## What you will do:
From the records below, find each line with the string "Offset" and copy it.

>>>>

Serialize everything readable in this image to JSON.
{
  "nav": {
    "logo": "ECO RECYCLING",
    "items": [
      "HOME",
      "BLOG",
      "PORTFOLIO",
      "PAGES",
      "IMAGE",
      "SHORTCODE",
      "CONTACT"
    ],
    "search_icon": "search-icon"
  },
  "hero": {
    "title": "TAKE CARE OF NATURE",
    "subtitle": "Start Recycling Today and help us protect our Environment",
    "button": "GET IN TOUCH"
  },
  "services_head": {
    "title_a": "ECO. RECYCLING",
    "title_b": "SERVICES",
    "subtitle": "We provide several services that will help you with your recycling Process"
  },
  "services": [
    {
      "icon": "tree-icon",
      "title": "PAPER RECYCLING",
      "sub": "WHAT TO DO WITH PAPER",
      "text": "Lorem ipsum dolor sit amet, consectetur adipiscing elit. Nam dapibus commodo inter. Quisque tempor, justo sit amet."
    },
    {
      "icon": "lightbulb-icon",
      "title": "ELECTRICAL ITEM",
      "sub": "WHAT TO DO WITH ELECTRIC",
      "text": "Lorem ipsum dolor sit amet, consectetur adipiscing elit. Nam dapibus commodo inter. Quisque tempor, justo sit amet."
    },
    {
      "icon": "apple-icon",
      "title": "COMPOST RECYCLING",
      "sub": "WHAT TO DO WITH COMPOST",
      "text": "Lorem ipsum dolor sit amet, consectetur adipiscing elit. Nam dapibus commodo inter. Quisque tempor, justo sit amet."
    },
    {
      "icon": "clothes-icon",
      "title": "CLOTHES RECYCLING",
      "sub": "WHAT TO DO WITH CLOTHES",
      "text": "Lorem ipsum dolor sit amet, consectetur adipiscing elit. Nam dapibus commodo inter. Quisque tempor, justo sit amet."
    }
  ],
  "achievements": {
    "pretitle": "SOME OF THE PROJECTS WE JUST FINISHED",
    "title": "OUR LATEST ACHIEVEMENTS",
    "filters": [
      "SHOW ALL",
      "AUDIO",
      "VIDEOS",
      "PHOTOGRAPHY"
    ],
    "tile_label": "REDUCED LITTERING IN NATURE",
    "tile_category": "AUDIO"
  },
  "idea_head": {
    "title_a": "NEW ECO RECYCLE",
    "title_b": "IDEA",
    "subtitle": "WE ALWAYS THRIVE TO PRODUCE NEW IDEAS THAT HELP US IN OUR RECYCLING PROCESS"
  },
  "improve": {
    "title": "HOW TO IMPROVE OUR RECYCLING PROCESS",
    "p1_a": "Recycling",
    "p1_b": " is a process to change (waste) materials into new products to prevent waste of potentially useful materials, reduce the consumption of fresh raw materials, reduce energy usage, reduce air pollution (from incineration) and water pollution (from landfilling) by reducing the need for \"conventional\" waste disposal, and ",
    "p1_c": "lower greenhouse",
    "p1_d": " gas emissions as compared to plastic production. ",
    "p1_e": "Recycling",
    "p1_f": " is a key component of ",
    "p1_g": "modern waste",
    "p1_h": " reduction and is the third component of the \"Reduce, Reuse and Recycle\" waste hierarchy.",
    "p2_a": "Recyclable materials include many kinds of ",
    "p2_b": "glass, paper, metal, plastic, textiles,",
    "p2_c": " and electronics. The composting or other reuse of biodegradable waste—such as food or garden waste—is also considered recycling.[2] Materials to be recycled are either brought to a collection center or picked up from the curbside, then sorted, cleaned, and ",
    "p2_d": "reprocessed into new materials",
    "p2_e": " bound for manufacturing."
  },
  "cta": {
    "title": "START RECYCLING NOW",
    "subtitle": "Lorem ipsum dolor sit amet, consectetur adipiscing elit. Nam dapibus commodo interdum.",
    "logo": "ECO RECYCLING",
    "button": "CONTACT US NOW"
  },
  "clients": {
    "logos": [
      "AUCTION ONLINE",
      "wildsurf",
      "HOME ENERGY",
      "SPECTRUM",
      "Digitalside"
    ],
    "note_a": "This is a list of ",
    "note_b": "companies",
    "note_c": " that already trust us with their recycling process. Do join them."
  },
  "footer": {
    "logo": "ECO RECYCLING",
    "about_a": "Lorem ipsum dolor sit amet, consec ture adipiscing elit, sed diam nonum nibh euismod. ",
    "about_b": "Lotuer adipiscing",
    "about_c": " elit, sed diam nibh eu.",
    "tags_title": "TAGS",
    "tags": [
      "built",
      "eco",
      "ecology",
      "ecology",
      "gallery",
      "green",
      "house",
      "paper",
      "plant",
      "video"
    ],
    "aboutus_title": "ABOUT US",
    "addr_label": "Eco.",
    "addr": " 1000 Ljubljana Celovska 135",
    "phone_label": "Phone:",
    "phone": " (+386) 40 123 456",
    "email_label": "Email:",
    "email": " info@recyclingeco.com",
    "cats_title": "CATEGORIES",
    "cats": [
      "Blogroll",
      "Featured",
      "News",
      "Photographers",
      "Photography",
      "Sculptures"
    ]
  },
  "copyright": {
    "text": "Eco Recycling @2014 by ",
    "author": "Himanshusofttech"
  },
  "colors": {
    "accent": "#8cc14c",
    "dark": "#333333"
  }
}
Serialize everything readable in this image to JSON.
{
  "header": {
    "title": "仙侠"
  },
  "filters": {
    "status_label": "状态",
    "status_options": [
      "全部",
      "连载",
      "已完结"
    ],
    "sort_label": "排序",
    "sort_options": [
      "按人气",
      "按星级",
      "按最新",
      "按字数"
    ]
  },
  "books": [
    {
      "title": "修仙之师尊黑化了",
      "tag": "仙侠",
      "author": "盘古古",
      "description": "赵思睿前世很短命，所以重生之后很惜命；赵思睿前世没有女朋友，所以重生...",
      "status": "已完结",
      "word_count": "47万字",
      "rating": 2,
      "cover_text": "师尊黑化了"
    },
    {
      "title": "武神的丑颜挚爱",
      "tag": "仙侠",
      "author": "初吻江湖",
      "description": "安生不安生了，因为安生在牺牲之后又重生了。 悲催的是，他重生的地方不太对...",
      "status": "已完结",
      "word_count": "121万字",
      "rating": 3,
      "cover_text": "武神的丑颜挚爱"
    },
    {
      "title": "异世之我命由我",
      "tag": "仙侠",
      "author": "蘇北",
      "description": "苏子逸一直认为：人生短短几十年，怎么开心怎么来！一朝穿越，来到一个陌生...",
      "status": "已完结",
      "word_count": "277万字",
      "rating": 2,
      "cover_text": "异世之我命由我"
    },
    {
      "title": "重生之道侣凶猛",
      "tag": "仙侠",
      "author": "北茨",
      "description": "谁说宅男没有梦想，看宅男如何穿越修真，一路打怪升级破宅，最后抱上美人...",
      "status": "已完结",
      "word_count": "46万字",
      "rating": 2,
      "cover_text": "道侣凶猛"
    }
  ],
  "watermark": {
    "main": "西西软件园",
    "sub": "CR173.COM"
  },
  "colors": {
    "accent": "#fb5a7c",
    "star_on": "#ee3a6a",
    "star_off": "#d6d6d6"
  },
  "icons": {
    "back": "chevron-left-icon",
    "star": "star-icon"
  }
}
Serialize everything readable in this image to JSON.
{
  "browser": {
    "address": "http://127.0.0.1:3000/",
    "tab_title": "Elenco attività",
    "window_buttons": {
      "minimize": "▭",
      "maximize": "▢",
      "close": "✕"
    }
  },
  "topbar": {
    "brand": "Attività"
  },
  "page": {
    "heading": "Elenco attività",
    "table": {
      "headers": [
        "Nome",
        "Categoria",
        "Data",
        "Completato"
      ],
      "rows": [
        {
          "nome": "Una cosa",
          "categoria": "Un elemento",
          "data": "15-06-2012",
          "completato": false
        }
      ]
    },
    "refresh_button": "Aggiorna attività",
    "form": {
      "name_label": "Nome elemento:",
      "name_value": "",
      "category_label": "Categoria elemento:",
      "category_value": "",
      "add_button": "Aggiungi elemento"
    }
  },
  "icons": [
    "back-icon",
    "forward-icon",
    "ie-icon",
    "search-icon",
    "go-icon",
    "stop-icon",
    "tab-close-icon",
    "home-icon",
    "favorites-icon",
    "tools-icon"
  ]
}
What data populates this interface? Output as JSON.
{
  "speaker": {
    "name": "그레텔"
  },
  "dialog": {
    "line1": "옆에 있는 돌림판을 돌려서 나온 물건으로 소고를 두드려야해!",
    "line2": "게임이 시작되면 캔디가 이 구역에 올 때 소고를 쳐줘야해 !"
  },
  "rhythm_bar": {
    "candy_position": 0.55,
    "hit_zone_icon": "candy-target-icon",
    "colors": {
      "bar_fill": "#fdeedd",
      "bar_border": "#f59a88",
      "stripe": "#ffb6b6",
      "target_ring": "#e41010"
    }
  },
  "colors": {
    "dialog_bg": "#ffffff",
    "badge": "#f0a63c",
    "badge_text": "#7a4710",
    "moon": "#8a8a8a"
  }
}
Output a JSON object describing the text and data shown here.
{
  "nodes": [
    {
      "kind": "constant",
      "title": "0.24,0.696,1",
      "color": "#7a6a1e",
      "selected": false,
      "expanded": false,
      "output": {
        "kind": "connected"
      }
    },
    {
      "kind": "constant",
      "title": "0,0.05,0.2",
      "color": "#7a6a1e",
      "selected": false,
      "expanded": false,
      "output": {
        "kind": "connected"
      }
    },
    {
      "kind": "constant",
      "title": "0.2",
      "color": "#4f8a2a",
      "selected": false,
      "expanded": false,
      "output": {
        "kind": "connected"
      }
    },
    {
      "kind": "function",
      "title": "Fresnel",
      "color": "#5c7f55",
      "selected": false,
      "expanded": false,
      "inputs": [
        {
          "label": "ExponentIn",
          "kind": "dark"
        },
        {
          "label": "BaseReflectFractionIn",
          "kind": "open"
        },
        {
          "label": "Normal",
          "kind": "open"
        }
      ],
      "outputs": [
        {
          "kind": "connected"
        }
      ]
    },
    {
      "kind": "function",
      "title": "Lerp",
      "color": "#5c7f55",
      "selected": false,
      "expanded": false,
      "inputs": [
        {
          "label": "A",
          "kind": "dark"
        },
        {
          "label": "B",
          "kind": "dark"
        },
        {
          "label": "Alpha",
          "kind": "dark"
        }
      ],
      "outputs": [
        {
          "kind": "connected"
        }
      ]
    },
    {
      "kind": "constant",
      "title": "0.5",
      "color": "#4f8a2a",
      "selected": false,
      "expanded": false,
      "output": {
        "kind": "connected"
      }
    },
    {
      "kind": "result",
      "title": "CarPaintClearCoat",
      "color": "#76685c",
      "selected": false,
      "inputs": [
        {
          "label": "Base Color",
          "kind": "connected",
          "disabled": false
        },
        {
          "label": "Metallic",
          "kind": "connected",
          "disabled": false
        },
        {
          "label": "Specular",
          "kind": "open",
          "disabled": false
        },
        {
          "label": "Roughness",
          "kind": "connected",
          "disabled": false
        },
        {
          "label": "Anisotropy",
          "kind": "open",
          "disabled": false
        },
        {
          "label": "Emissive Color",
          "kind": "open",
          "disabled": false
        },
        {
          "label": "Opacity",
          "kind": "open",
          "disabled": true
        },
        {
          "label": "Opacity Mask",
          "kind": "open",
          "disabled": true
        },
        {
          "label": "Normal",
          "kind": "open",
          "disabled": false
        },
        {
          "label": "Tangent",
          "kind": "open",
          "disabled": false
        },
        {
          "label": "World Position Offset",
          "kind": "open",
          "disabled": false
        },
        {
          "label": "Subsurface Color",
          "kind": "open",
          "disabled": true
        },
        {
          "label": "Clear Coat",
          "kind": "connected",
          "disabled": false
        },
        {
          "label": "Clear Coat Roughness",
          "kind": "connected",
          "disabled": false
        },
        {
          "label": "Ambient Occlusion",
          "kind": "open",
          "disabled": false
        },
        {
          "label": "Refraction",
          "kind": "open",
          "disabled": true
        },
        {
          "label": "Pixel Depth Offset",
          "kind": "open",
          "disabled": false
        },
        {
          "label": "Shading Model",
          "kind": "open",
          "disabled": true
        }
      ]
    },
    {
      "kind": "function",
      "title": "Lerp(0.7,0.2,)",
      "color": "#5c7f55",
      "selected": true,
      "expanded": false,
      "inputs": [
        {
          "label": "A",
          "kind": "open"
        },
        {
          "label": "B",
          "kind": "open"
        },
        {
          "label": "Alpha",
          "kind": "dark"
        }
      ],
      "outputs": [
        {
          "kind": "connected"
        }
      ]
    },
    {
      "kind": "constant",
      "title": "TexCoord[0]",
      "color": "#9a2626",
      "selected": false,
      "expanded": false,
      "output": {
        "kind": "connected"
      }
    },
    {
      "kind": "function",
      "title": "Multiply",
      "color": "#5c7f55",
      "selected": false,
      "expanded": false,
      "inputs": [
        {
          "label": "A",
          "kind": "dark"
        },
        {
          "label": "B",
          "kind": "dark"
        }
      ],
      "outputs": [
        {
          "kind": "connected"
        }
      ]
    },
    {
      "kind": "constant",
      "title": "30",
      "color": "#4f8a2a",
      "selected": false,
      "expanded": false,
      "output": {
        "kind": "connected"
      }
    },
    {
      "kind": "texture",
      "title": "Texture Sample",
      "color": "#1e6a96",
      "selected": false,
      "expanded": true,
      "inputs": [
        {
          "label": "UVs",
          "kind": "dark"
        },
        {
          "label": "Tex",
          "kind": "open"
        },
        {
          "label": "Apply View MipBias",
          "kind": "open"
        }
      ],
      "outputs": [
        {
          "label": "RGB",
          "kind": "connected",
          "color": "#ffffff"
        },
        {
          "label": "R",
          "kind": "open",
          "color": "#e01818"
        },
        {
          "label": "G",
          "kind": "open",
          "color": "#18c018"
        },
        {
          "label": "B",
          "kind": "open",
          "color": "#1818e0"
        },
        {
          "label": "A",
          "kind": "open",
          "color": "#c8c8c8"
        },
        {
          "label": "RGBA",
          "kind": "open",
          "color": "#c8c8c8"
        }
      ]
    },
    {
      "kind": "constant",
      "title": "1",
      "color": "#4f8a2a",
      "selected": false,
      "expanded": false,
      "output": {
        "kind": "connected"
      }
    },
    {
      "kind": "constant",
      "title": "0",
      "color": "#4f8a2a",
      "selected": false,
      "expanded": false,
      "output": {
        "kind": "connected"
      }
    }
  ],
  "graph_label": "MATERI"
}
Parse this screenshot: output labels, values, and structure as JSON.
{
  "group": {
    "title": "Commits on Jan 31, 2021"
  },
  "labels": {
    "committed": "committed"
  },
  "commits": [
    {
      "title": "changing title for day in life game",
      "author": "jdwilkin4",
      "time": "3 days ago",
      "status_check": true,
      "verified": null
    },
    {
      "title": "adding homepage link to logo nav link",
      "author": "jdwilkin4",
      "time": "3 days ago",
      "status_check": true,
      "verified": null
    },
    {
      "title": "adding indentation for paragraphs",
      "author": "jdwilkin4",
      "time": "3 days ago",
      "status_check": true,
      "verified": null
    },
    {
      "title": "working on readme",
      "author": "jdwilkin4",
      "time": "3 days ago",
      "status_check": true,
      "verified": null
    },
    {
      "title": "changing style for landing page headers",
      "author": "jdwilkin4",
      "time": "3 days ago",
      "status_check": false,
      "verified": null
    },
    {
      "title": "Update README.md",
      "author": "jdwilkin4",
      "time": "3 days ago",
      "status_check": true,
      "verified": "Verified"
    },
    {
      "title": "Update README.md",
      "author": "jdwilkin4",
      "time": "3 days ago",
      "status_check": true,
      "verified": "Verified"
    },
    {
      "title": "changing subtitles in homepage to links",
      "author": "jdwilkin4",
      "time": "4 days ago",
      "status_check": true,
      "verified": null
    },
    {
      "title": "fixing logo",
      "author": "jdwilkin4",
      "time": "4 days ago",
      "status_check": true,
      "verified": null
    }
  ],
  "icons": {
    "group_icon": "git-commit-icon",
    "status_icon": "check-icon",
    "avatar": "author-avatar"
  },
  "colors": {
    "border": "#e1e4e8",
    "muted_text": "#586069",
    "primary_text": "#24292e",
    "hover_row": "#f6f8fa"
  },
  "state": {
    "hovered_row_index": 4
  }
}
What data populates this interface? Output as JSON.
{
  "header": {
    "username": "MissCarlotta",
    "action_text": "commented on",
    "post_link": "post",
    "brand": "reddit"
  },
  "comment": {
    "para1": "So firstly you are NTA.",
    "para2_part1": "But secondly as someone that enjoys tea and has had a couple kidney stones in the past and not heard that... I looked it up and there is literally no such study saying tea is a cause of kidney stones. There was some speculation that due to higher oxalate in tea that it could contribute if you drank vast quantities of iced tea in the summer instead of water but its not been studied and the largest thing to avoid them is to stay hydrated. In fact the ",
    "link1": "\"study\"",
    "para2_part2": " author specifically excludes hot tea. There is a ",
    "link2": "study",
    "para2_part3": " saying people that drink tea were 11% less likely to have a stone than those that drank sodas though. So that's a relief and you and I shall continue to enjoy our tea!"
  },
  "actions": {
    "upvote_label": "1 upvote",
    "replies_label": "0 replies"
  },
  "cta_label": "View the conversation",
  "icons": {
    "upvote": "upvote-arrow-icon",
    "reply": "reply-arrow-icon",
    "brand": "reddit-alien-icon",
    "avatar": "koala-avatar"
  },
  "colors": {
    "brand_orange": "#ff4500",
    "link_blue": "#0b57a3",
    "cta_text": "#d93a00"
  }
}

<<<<

## Result of the exercise:
          "label": "World Position Offset",
          "label": "Pixel Depth Offset",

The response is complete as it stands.